START PROVIDED INFORMATION

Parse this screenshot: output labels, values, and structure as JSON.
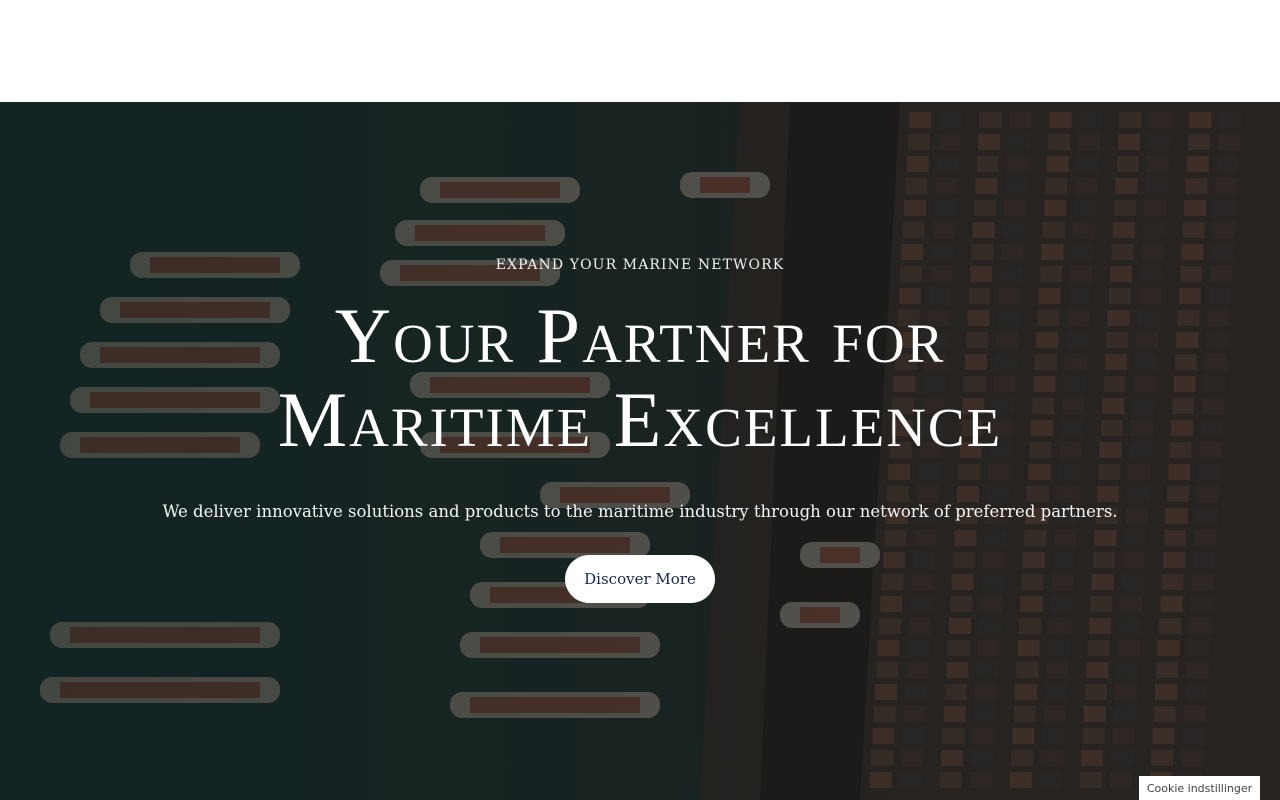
{
  "hero": {
    "eyebrow": "EXPAND YOUR MARINE NETWORK",
    "headline_line1": "Your Partner for",
    "headline_line2": "Maritime Excellence",
    "subtext": "We deliver innovative solutions and products to the maritime industry through our network of preferred partners.",
    "cta_label": "Discover More",
    "background_image": "aerial-container-port"
  },
  "cookie": {
    "label": "Cookie indstillinger"
  },
  "colors": {
    "cta_text": "#14274a",
    "hero_overlay": "#0a1214"
  }
}
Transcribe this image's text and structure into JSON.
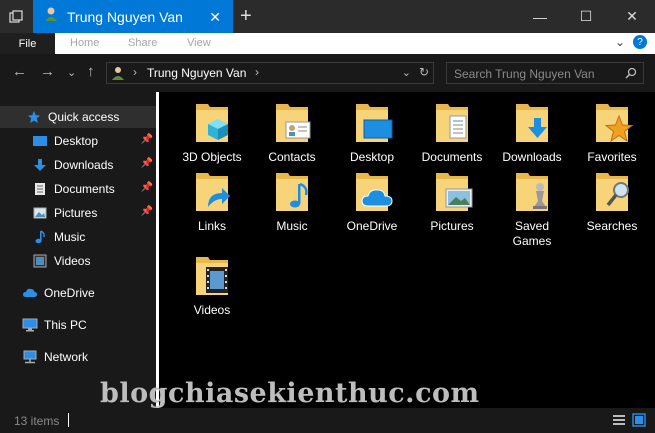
{
  "window": {
    "tab_title": "Trung Nguyen Van",
    "tab_close": "✕",
    "new_tab": "+",
    "minimize": "—",
    "maximize": "☐",
    "close": "✕"
  },
  "ribbon": {
    "file": "File",
    "home": "Home",
    "share": "Share",
    "view": "View",
    "expand_glyph": "⌄",
    "help_glyph": "?"
  },
  "navigation": {
    "back": "←",
    "forward": "→",
    "recent": "⌄",
    "up": "↑",
    "address_path": "Trung Nguyen Van",
    "address_chevron": "›",
    "search_placeholder": "Search Trung Nguyen Van"
  },
  "sidebar": {
    "items": [
      {
        "label": "Quick access",
        "icon": "star-icon"
      },
      {
        "label": "Desktop",
        "icon": "desktop-icon",
        "pinned": true
      },
      {
        "label": "Downloads",
        "icon": "download-icon",
        "pinned": true
      },
      {
        "label": "Documents",
        "icon": "document-icon",
        "pinned": true
      },
      {
        "label": "Pictures",
        "icon": "picture-icon",
        "pinned": true
      },
      {
        "label": "Music",
        "icon": "music-icon"
      },
      {
        "label": "Videos",
        "icon": "video-icon"
      },
      {
        "label": "OneDrive",
        "icon": "cloud-icon"
      },
      {
        "label": "This PC",
        "icon": "computer-icon"
      },
      {
        "label": "Network",
        "icon": "network-icon"
      }
    ]
  },
  "content": {
    "items": [
      {
        "label": "3D Objects",
        "icon": "3d-objects-folder-icon"
      },
      {
        "label": "Contacts",
        "icon": "contacts-folder-icon"
      },
      {
        "label": "Desktop",
        "icon": "desktop-folder-icon"
      },
      {
        "label": "Documents",
        "icon": "documents-folder-icon"
      },
      {
        "label": "Downloads",
        "icon": "downloads-folder-icon"
      },
      {
        "label": "Favorites",
        "icon": "favorites-folder-icon"
      },
      {
        "label": "Links",
        "icon": "links-folder-icon"
      },
      {
        "label": "Music",
        "icon": "music-folder-icon"
      },
      {
        "label": "OneDrive",
        "icon": "onedrive-folder-icon"
      },
      {
        "label": "Pictures",
        "icon": "pictures-folder-icon"
      },
      {
        "label": "Saved Games",
        "icon": "saved-games-folder-icon"
      },
      {
        "label": "Searches",
        "icon": "searches-folder-icon"
      },
      {
        "label": "Videos",
        "icon": "videos-folder-icon"
      }
    ]
  },
  "status": {
    "count": "13 items"
  },
  "watermark": "blogchiasekienthuc.com",
  "colors": {
    "accent": "#0078d7",
    "folder": "#f2c75c",
    "background": "#191919"
  }
}
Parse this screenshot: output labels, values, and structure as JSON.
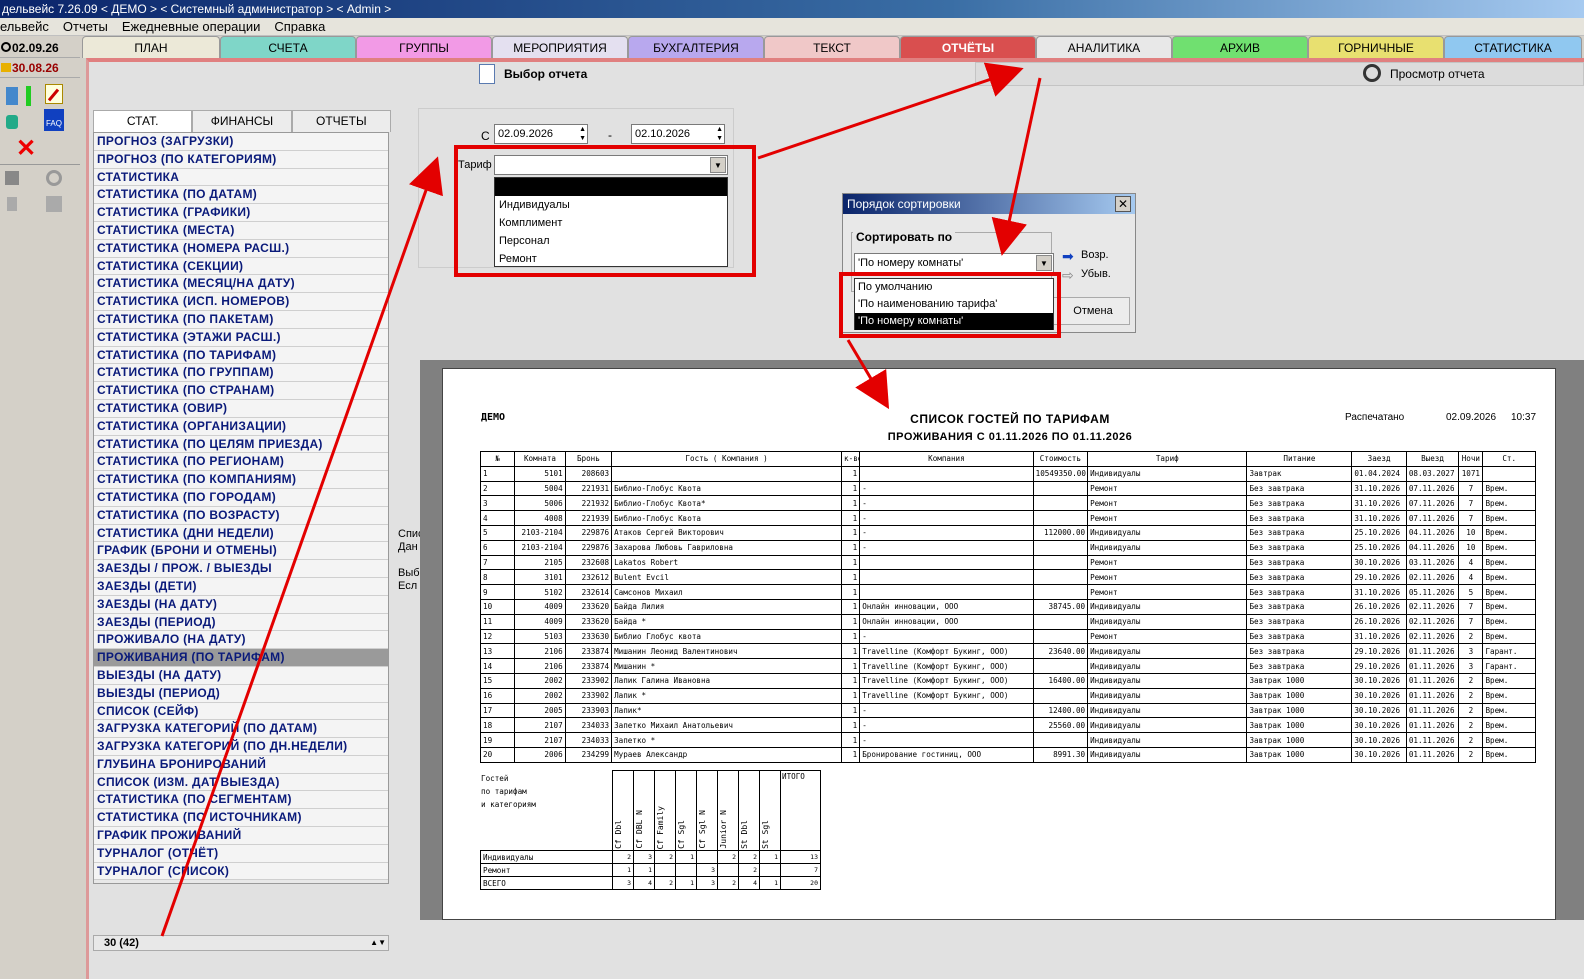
{
  "title": "дельвейс 7.26.09 < ДЕМО > < Системный администратор > < Admin >",
  "menu": [
    "ельвейс",
    "Отчеты",
    "Ежедневные операции",
    "Справка"
  ],
  "left": {
    "date1": "02.09.26",
    "date2": "30.08.26"
  },
  "tabs": [
    {
      "label": "ПЛАН",
      "color": "#ece9d8"
    },
    {
      "label": "СЧЕТА",
      "color": "#7fd6c8"
    },
    {
      "label": "ГРУППЫ",
      "color": "#f29ae6"
    },
    {
      "label": "МЕРОПРИЯТИЯ",
      "color": "#e4e0f0"
    },
    {
      "label": "БУХГАЛТЕРИЯ",
      "color": "#b8a8ee"
    },
    {
      "label": "ТЕКСТ",
      "color": "#f0c8c8"
    },
    {
      "label": "ОТЧЁТЫ",
      "color": "#e07070"
    },
    {
      "label": "АНАЛИТИКА",
      "color": "#e8e8e8"
    },
    {
      "label": "АРХИВ",
      "color": "#70e070"
    },
    {
      "label": "ГОРНИЧНЫЕ",
      "color": "#e8e070"
    },
    {
      "label": "СТАТИСТИКА",
      "color": "#90c8f0"
    }
  ],
  "toolbar": {
    "select_report": "Выбор отчета",
    "preview": "Просмотр отчета"
  },
  "subtabs": [
    "СТАТ.",
    "ФИНАНСЫ",
    "ОТЧЕТЫ"
  ],
  "reports": [
    "ПРОГНОЗ (ЗАГРУЗКИ)",
    "ПРОГНОЗ (ПО КАТЕГОРИЯМ)",
    "СТАТИСТИКА",
    "СТАТИСТИКА (ПО ДАТАМ)",
    "СТАТИСТИКА (ГРАФИКИ)",
    "СТАТИСТИКА (МЕСТА)",
    "СТАТИСТИКА (НОМЕРА РАСШ.)",
    "СТАТИСТИКА (СЕКЦИИ)",
    "СТАТИСТИКА (МЕСЯЦ/НА ДАТУ)",
    "СТАТИСТИКА (ИСП. НОМЕРОВ)",
    "СТАТИСТИКА (ПО ПАКЕТАМ)",
    "СТАТИСТИКА (ЭТАЖИ РАСШ.)",
    "СТАТИСТИКА (ПО ТАРИФАМ)",
    "СТАТИСТИКА (ПО ГРУППАМ)",
    "СТАТИСТИКА (ПО СТРАНАМ)",
    "СТАТИСТИКА (ОВИР)",
    "СТАТИСТИКА (ОРГАНИЗАЦИИ)",
    "СТАТИСТИКА (ПО ЦЕЛЯМ ПРИЕЗДА)",
    "СТАТИСТИКА (ПО РЕГИОНАМ)",
    "СТАТИСТИКА (ПО КОМПАНИЯМ)",
    "СТАТИСТИКА (ПО ГОРОДАМ)",
    "СТАТИСТИКА (ПО ВОЗРАСТУ)",
    "СТАТИСТИКА (ДНИ НЕДЕЛИ)",
    "ГРАФИК (БРОНИ И ОТМЕНЫ)",
    "ЗАЕЗДЫ / ПРОЖ. / ВЫЕЗДЫ",
    "ЗАЕЗДЫ (ДЕТИ)",
    "ЗАЕЗДЫ (НА ДАТУ)",
    "ЗАЕЗДЫ (ПЕРИОД)",
    "ПРОЖИВАЛО (НА ДАТУ)",
    "ПРОЖИВАНИЯ (ПО ТАРИФАМ)",
    "ВЫЕЗДЫ (НА ДАТУ)",
    "ВЫЕЗДЫ (ПЕРИОД)",
    "СПИСОК (СЕЙФ)",
    "ЗАГРУЗКА КАТЕГОРИЙ (ПО ДАТАМ)",
    "ЗАГРУЗКА КАТЕГОРИЙ (ПО ДН.НЕДЕЛИ)",
    "ГЛУБИНА БРОНИРОВАНИЙ",
    "СПИСОК (ИЗМ. ДАТ ВЫЕЗДА)",
    "СТАТИСТИКА (ПО СЕГМЕНТАМ)",
    "СТАТИСТИКА (ПО ИСТОЧНИКАМ)",
    "ГРАФИК ПРОЖИВАНИЙ",
    "ТУРНАЛОГ (ОТЧЁТ)",
    "ТУРНАЛОГ (СПИСОК)"
  ],
  "selected_report_index": 29,
  "list_count": "30 (42)",
  "filter": {
    "from_label": "С",
    "from": "02.09.2026",
    "dash": "-",
    "to": "02.10.2026",
    "tarif_label": "Тариф",
    "tarif_options": [
      "",
      "Индивидуалы",
      "Комплимент",
      "Персонал",
      "Ремонт"
    ]
  },
  "side_text": [
    "Спис",
    "Дан",
    "",
    "Выб",
    "Есл"
  ],
  "sort": {
    "title": "Порядок сортировки",
    "group": "Сортировать по",
    "value": "'По номеру комнаты'",
    "asc": "Возр.",
    "desc": "Убыв.",
    "cancel": "Отмена",
    "options": [
      "По умолчанию",
      "'По наименованию тарифа'",
      "'По номеру комнаты'"
    ]
  },
  "report": {
    "company": "ДЕМО",
    "title1": "СПИСОК ГОСТЕЙ ПО ТАРИФАМ",
    "title2": "ПРОЖИВАНИЯ С  01.11.2026 ПО 01.11.2026",
    "printed_label": "Распечатано",
    "printed_date": "02.09.2026",
    "printed_time": "10:37",
    "headers": [
      "№",
      "Комната",
      "Бронь",
      "Гость ( Компания )",
      "к-во",
      "Компания",
      "Стоимость",
      "Тариф",
      "Питание",
      "Заезд",
      "Выезд",
      "Ночи",
      "Ст."
    ],
    "rows": [
      [
        "1",
        "5101",
        "208603",
        "",
        "1",
        "",
        "10549350.00",
        "Индивидуалы",
        "Завтрак",
        "01.04.2024",
        "08.03.2027",
        "1071",
        ""
      ],
      [
        "2",
        "5004",
        "221931",
        "Библио-Глобус Квота",
        "1",
        "-",
        "",
        "Ремонт",
        "Без завтрака",
        "31.10.2026",
        "07.11.2026",
        "7",
        "Врем."
      ],
      [
        "3",
        "5006",
        "221932",
        "Библио-Глобус Квота*",
        "1",
        "-",
        "",
        "Ремонт",
        "Без завтрака",
        "31.10.2026",
        "07.11.2026",
        "7",
        "Врем."
      ],
      [
        "4",
        "4008",
        "221939",
        "Библио-Глобус Квота",
        "1",
        "-",
        "",
        "Ремонт",
        "Без завтрака",
        "31.10.2026",
        "07.11.2026",
        "7",
        "Врем."
      ],
      [
        "5",
        "2103-2104",
        "229876",
        "Атаков Сергей Викторович",
        "1",
        "-",
        "112000.00",
        "Индивидуалы",
        "Без завтрака",
        "25.10.2026",
        "04.11.2026",
        "10",
        "Врем."
      ],
      [
        "6",
        "2103-2104",
        "229876",
        "Захарова Любовь Гавриловна",
        "1",
        "-",
        "",
        "Индивидуалы",
        "Без завтрака",
        "25.10.2026",
        "04.11.2026",
        "10",
        "Врем."
      ],
      [
        "7",
        "2105",
        "232608",
        "Lakatos Robert",
        "1",
        "",
        "",
        "Ремонт",
        "Без завтрака",
        "30.10.2026",
        "03.11.2026",
        "4",
        "Врем."
      ],
      [
        "8",
        "3101",
        "232612",
        "Bulent Evcil",
        "1",
        "",
        "",
        "Ремонт",
        "Без завтрака",
        "29.10.2026",
        "02.11.2026",
        "4",
        "Врем."
      ],
      [
        "9",
        "5102",
        "232614",
        "Самсонов Михаил",
        "1",
        "",
        "",
        "Ремонт",
        "Без завтрака",
        "31.10.2026",
        "05.11.2026",
        "5",
        "Врем."
      ],
      [
        "10",
        "4009",
        "233620",
        "Байда Лилия",
        "1",
        "Онлайн инновации, ООО",
        "38745.00",
        "Индивидуалы",
        "Без завтрака",
        "26.10.2026",
        "02.11.2026",
        "7",
        "Врем."
      ],
      [
        "11",
        "4009",
        "233620",
        "Байда *",
        "1",
        "Онлайн инновации, ООО",
        "",
        "Индивидуалы",
        "Без завтрака",
        "26.10.2026",
        "02.11.2026",
        "7",
        "Врем."
      ],
      [
        "12",
        "5103",
        "233630",
        "Библио Глобус квота",
        "1",
        "-",
        "",
        "Ремонт",
        "Без завтрака",
        "31.10.2026",
        "02.11.2026",
        "2",
        "Врем."
      ],
      [
        "13",
        "2106",
        "233874",
        "Мишанин Леонид Валентинович",
        "1",
        "Travelline (Комфорт Букинг, ООО)",
        "23640.00",
        "Индивидуалы",
        "Без завтрака",
        "29.10.2026",
        "01.11.2026",
        "3",
        "Гарант."
      ],
      [
        "14",
        "2106",
        "233874",
        "Мишанин *",
        "1",
        "Travelline (Комфорт Букинг, ООО)",
        "",
        "Индивидуалы",
        "Без завтрака",
        "29.10.2026",
        "01.11.2026",
        "3",
        "Гарант."
      ],
      [
        "15",
        "2002",
        "233902",
        "Лапик Галина Ивановна",
        "1",
        "Travelline (Комфорт Букинг, ООО)",
        "16400.00",
        "Индивидуалы",
        "Завтрак 1000",
        "30.10.2026",
        "01.11.2026",
        "2",
        "Врем."
      ],
      [
        "16",
        "2002",
        "233902",
        "Лапик *",
        "1",
        "Travelline (Комфорт Букинг, ООО)",
        "",
        "Индивидуалы",
        "Завтрак 1000",
        "30.10.2026",
        "01.11.2026",
        "2",
        "Врем."
      ],
      [
        "17",
        "2005",
        "233903",
        "Лапик*",
        "1",
        "-",
        "12400.00",
        "Индивидуалы",
        "Завтрак 1000",
        "30.10.2026",
        "01.11.2026",
        "2",
        "Врем."
      ],
      [
        "18",
        "2107",
        "234033",
        "Запетко Михаил  Анатольевич",
        "1",
        "-",
        "25560.00",
        "Индивидуалы",
        "Завтрак 1000",
        "30.10.2026",
        "01.11.2026",
        "2",
        "Врем."
      ],
      [
        "19",
        "2107",
        "234033",
        "Запетко *",
        "1",
        "-",
        "",
        "Индивидуалы",
        "Завтрак 1000",
        "30.10.2026",
        "01.11.2026",
        "2",
        "Врем."
      ],
      [
        "20",
        "2006",
        "234299",
        "Мураев Александр",
        "1",
        "Бронирование гостиниц, ООО",
        "8991.30",
        "Индивидуалы",
        "Завтрак 1000",
        "30.10.2026",
        "01.11.2026",
        "2",
        "Врем."
      ]
    ],
    "summary_caption": [
      "Гостей",
      "по тарифам",
      "и категориям"
    ],
    "summary_cols": [
      "Cf Dbl",
      "Cf DBL N",
      "Cf Family",
      "Cf Sgl",
      "Cf Sgl N",
      "Junior N",
      "St Dbl",
      "St Sgl",
      "ИТОГО"
    ],
    "summary_rows": [
      {
        "name": "Индивидуалы",
        "vals": [
          "2",
          "3",
          "2",
          "1",
          "",
          "2",
          "2",
          "1",
          "13"
        ]
      },
      {
        "name": "Ремонт",
        "vals": [
          "1",
          "1",
          "",
          "",
          "3",
          "",
          "2",
          "",
          "7"
        ]
      },
      {
        "name": "ВСЕГО",
        "vals": [
          "3",
          "4",
          "2",
          "1",
          "3",
          "2",
          "4",
          "1",
          "20"
        ]
      }
    ]
  }
}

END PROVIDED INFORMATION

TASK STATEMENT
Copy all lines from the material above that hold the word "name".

REPLY TO THE TASK
        "name": "Индивидуалы",
        "name": "Ремонт",
        "name": "ВСЕГО",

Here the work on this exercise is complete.